Why I went to Omaha last weekend.

I visited a friend last weekend. Someone I've known since I was 11 years old, but hadn't seen in almost 10 years. We went to a Garbage concert, and spent more money than necessary shopping. But what I like the most was discovering what had changed about each other, and what hadn't. Changed: I once called her the uber virgin. She now has two kids. Not changed: She still talks to everyone we went to school with. I didn't realize that I'd want to know what happened to everyone we knew, when I stopped talking to most of them. I'm lucky that she had the forethought to keep track of them all. As much as I loved meeting her kids, catching up and going to see a kick-ass rock show, my favorite part of the trip was the conversation we had while getting our nails done. Me: "Do you know what happened to Chad?" Her: "I have no idea who you're talking about." Me: "You know.. " In a deeper voice, "Chaaaaad." Her: "Oh God, Chad. He was gorgeous!!!" She remembered not only our inner jokes, but the inflections of our jokes. She's amazing.

Thursday, August 2, 2012

Mr J = Classy

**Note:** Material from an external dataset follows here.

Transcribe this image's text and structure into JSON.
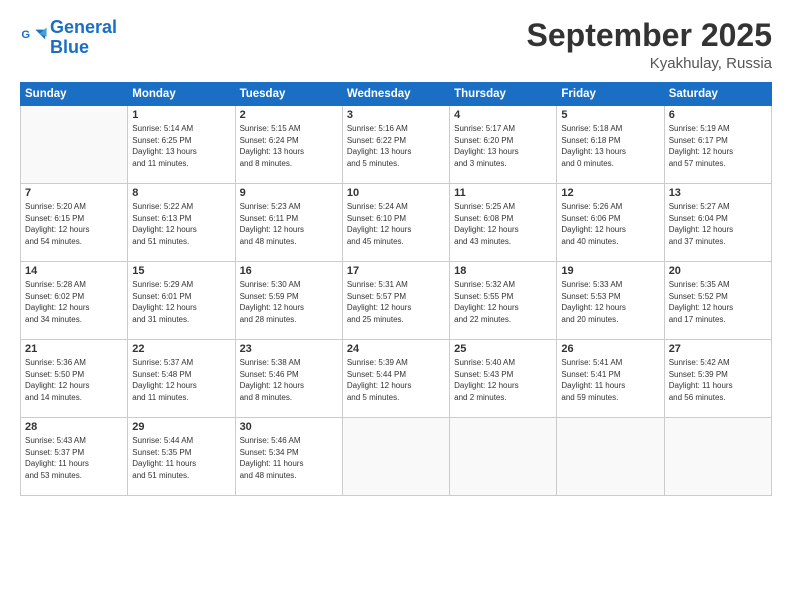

The Olympic Games are on TV at the exact moment I'm writing this. Are we (Mr. J and myself) watching them?


What does Mr. J force me to watch instead?

Watching Wipeout. The show where average people wipeout while trying to get through ridiculous obstacles.


When I expressed my disappointment in his "sport" view choices, Mr. J immediately banned me from posting about it on facebook, twitter or tumblr.

......... He said nothing about blogging about it.